• _What to produce_
Extract all lines in the data that contain the word "chuyển".

[Data for analysis — start]

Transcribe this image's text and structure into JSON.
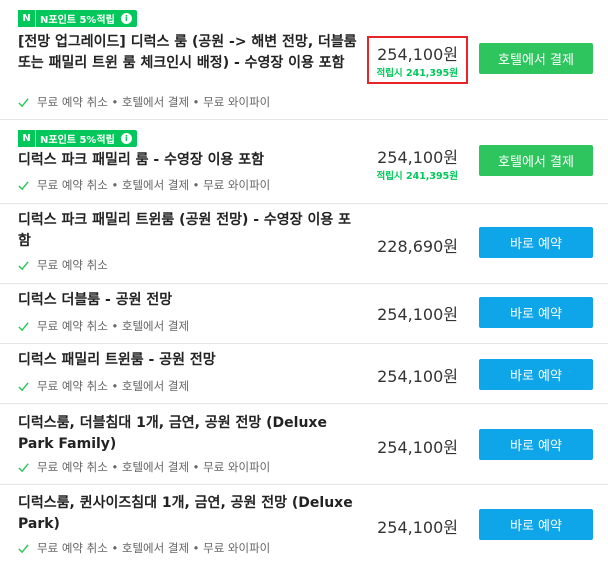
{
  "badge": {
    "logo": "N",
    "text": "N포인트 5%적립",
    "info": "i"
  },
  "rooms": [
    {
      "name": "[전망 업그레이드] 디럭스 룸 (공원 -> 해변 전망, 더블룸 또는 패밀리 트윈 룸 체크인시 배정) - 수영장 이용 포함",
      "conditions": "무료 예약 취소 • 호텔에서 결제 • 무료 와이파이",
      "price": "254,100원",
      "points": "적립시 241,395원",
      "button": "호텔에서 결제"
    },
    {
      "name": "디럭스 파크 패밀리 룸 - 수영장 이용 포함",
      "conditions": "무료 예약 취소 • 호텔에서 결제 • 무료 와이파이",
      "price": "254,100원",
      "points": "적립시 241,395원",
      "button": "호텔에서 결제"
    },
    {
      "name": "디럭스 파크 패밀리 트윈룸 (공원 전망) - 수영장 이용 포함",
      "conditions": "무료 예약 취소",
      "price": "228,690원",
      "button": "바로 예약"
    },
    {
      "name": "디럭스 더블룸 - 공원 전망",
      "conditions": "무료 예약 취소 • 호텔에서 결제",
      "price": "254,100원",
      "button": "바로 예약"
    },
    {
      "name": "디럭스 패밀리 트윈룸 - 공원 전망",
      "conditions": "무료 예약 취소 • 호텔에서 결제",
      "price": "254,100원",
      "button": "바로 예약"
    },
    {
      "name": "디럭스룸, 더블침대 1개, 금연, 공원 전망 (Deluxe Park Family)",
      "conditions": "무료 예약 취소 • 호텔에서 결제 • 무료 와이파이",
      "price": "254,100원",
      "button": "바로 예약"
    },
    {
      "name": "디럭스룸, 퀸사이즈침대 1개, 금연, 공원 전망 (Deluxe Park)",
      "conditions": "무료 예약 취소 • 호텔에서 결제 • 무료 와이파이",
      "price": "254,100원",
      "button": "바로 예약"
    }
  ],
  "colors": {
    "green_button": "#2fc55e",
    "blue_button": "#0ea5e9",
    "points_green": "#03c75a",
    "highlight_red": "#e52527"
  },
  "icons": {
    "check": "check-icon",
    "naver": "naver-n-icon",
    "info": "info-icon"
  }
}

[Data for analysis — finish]
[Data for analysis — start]

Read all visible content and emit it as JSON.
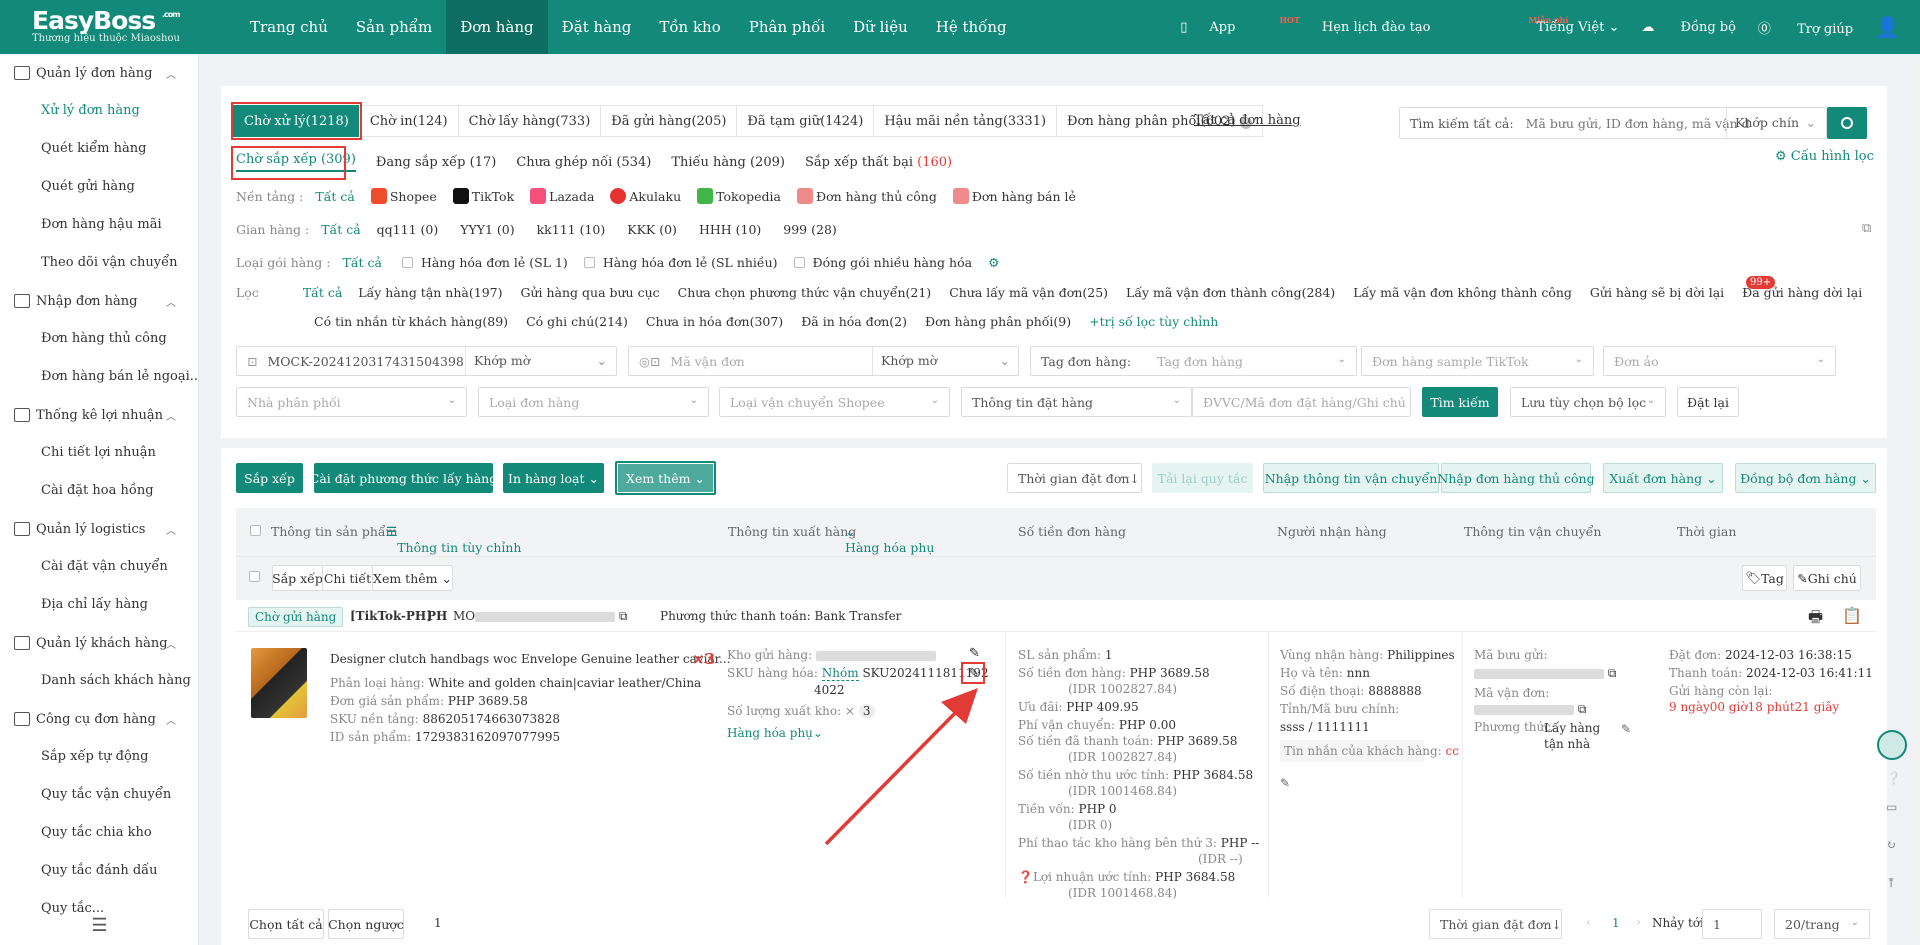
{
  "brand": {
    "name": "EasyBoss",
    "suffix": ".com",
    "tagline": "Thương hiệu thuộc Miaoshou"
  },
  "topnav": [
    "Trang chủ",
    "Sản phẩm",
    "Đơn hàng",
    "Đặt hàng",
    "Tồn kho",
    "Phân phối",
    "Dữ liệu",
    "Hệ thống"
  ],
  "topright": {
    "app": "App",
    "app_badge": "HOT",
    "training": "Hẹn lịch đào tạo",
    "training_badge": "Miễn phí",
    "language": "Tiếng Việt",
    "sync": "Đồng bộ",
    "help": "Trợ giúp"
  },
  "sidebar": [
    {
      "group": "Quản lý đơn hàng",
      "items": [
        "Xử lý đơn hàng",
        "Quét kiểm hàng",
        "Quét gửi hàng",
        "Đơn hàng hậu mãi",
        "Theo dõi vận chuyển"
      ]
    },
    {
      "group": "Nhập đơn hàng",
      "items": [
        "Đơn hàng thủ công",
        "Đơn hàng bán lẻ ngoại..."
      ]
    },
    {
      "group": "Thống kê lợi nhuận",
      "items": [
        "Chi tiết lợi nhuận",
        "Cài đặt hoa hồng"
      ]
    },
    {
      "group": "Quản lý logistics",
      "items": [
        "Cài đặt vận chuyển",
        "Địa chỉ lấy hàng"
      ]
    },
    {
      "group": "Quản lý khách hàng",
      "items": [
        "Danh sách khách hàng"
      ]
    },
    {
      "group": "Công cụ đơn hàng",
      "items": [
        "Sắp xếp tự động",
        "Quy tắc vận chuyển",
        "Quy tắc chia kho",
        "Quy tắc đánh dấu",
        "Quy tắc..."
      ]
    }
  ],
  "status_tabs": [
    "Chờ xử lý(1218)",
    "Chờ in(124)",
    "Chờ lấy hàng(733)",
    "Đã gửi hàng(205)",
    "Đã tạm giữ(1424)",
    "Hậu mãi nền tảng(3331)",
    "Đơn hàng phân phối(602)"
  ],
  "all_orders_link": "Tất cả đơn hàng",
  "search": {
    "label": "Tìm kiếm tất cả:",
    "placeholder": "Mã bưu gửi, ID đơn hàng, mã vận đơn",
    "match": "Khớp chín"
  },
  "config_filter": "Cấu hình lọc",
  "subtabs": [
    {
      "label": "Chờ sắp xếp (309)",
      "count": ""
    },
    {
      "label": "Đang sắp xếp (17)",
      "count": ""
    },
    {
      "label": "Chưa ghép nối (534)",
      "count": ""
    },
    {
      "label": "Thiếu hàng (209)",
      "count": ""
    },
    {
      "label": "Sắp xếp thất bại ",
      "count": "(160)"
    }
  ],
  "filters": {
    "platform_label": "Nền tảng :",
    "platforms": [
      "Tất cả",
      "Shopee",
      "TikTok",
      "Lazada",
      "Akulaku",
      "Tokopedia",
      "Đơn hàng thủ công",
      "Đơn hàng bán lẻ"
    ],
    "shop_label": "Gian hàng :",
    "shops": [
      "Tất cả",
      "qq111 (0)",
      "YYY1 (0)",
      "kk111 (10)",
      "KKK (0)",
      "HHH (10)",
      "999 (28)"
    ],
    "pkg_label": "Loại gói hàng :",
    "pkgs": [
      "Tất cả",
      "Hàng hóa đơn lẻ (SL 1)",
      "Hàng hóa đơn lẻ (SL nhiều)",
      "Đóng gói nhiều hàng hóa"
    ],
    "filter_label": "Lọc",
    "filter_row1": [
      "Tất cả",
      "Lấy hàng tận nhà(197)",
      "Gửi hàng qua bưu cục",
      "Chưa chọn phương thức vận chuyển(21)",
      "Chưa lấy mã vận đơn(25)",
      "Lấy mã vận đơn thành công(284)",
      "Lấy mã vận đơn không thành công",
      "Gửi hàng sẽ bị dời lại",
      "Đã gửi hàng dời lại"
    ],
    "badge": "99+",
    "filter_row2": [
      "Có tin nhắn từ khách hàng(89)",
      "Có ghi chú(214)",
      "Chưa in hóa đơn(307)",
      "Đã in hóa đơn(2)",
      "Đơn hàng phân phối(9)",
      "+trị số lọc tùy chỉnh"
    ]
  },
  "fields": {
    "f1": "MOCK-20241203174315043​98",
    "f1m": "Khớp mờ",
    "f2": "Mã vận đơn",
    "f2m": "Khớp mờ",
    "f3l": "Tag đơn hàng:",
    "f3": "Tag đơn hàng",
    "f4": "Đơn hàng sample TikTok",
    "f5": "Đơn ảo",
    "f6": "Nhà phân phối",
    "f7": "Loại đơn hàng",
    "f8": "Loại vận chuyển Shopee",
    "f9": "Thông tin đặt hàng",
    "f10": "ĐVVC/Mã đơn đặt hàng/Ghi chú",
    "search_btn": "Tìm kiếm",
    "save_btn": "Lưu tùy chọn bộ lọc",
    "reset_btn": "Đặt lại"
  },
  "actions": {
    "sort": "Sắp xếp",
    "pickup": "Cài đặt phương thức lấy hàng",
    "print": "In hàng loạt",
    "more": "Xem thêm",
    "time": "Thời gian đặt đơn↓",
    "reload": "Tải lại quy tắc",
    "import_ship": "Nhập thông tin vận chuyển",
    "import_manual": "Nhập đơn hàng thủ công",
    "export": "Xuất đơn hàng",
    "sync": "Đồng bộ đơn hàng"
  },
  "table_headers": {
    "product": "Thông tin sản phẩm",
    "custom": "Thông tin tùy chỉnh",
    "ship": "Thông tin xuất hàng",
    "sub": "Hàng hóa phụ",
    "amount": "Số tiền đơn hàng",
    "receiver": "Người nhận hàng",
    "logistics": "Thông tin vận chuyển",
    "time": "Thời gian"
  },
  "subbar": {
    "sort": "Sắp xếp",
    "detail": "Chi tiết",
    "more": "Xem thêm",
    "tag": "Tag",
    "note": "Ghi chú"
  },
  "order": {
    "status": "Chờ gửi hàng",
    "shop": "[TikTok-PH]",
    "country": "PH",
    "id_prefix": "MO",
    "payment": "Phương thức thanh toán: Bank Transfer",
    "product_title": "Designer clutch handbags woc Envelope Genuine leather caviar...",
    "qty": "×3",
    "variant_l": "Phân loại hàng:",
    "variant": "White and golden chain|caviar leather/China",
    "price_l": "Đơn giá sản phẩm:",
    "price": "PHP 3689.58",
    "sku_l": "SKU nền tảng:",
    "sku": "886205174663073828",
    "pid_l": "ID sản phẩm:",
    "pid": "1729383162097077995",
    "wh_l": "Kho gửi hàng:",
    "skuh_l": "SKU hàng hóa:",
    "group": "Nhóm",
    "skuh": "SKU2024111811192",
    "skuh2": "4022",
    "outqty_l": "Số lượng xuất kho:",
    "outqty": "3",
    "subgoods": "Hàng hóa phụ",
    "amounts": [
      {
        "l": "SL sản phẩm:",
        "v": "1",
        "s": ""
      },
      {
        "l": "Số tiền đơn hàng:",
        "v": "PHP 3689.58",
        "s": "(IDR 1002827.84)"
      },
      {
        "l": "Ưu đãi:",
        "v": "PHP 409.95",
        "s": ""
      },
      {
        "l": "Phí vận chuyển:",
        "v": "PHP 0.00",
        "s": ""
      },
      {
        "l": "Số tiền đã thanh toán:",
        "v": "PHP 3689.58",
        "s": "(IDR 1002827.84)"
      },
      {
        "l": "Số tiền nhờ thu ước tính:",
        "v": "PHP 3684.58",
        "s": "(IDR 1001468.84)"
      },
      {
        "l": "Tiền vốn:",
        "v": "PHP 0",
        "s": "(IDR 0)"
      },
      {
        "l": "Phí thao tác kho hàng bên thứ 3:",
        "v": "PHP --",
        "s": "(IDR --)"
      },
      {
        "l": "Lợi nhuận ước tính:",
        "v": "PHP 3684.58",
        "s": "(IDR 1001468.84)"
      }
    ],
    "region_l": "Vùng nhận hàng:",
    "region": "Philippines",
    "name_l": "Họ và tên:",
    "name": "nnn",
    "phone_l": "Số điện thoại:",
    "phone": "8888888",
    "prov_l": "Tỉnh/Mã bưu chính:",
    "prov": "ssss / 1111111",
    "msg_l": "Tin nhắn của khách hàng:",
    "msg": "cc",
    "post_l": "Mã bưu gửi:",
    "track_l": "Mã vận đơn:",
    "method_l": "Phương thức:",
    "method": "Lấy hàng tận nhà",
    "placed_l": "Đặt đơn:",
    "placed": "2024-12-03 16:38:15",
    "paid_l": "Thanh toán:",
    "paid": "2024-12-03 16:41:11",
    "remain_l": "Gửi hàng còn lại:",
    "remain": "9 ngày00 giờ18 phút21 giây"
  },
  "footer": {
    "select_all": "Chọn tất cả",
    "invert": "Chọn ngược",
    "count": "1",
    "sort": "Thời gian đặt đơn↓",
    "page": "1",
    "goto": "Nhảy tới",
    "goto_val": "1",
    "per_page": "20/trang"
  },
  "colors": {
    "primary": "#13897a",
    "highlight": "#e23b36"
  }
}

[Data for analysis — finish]

• _Task solution_
        "Theo dõi vận chuyển"
        "Cài đặt vận chuyển",
        "Quy tắc vận chuyển",
      "Chưa chọn phương thức vận chuyển(21)",
    "f8": "Loại vận chuyển Shopee",
    "import_ship": "Nhập thông tin vận chuyển",
    "logistics": "Thông tin vận chuyển",
        "l": "Phí vận chuyển:",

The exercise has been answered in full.